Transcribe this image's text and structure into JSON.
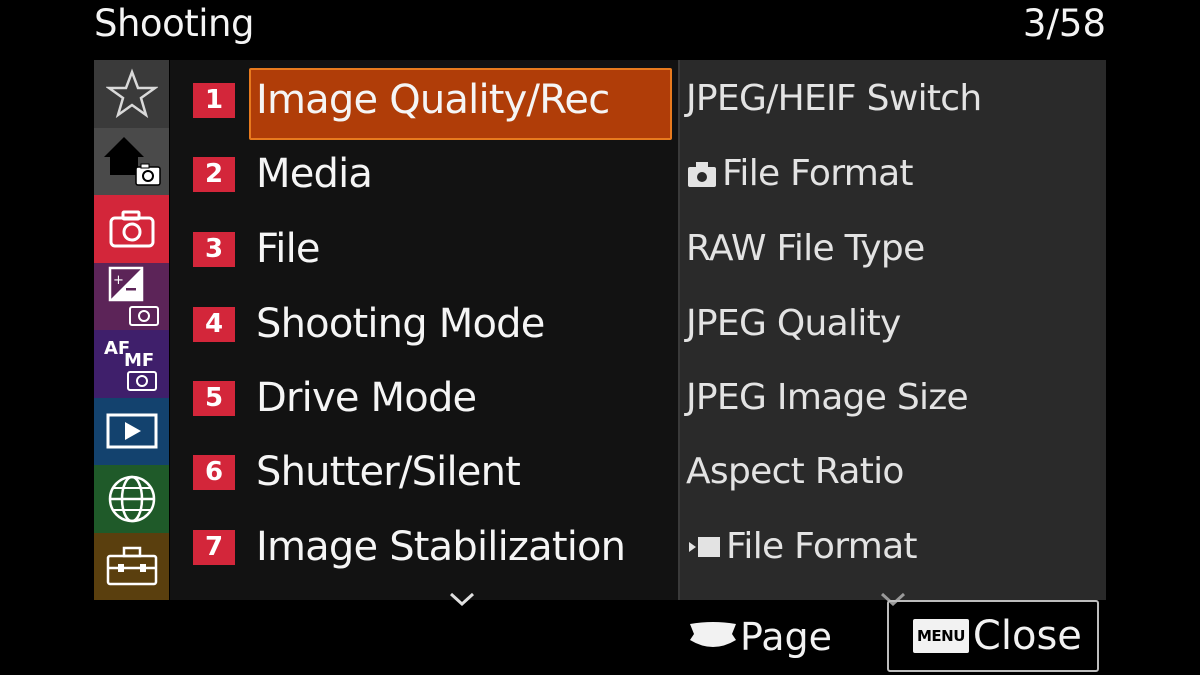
{
  "header": {
    "title": "Shooting",
    "page_indicator": "3/58"
  },
  "sidebar": {
    "tabs": [
      {
        "icon": "star-icon",
        "bg": "#3a3a3a"
      },
      {
        "icon": "home-camera-icon",
        "bg": "#4a4a4a"
      },
      {
        "icon": "camera-icon",
        "bg": "#d3263a"
      },
      {
        "icon": "exposure-camera-icon",
        "bg": "#5c2458"
      },
      {
        "icon": "af-mf-camera-icon",
        "bg": "#3f1f6b"
      },
      {
        "icon": "playback-icon",
        "bg": "#13426e"
      },
      {
        "icon": "globe-icon",
        "bg": "#1f5a29"
      },
      {
        "icon": "toolbox-icon",
        "bg": "#5a3f0e"
      }
    ]
  },
  "menu": {
    "items": [
      {
        "num": "1",
        "label": "Image Quality/Rec",
        "selected": true
      },
      {
        "num": "2",
        "label": "Media"
      },
      {
        "num": "3",
        "label": "File"
      },
      {
        "num": "4",
        "label": "Shooting Mode"
      },
      {
        "num": "5",
        "label": "Drive Mode"
      },
      {
        "num": "6",
        "label": "Shutter/Silent"
      },
      {
        "num": "7",
        "label": "Image Stabilization"
      }
    ]
  },
  "submenu": {
    "items": [
      {
        "label": "JPEG/HEIF Switch"
      },
      {
        "label": "File Format",
        "icon": "still-camera-icon"
      },
      {
        "label": "RAW File Type"
      },
      {
        "label": "JPEG Quality"
      },
      {
        "label": "JPEG Image Size"
      },
      {
        "label": "Aspect Ratio"
      },
      {
        "label": "File Format",
        "icon": "movie-icon"
      }
    ]
  },
  "footer": {
    "page_label": "Page",
    "menu_badge": "MENU",
    "close_label": "Close"
  },
  "colors": {
    "accent_selected": "#b03d08",
    "number_badge": "#d3263a"
  }
}
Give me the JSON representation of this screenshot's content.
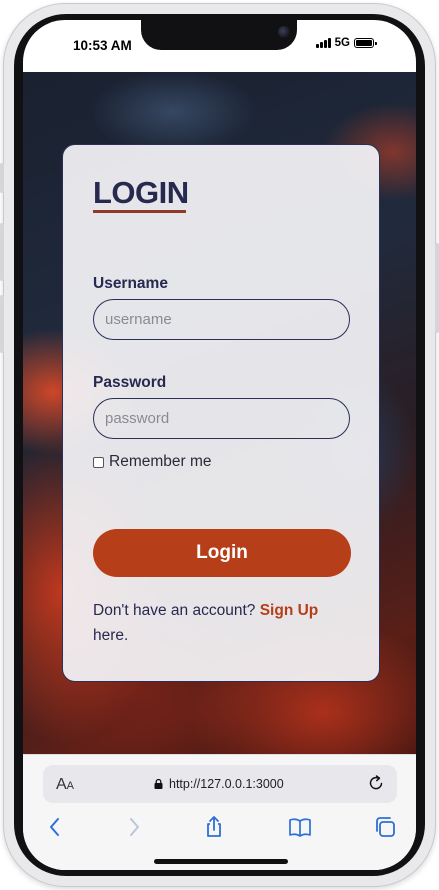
{
  "status_bar": {
    "time": "10:53 AM",
    "network": "5G"
  },
  "login_card": {
    "title": "LOGIN",
    "username_label": "Username",
    "username_placeholder": "username",
    "password_label": "Password",
    "password_placeholder": "password",
    "remember_label": "Remember me",
    "remember_checked": false,
    "login_button_label": "Login",
    "signup_prompt": "Don't have an account?",
    "signup_link": "Sign Up",
    "signup_suffix": "here."
  },
  "browser": {
    "text_size_label": "AA",
    "url": "http://127.0.0.1:3000",
    "toolbar_icons": [
      "back-icon",
      "forward-icon",
      "share-icon",
      "bookmarks-icon",
      "tabs-icon"
    ]
  },
  "colors": {
    "accent": "#b63e18",
    "card_text": "#27294f",
    "title_underline": "#8f3a2a"
  }
}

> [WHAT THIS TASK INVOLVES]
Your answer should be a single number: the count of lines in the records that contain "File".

> [TASK SOLUTION]
4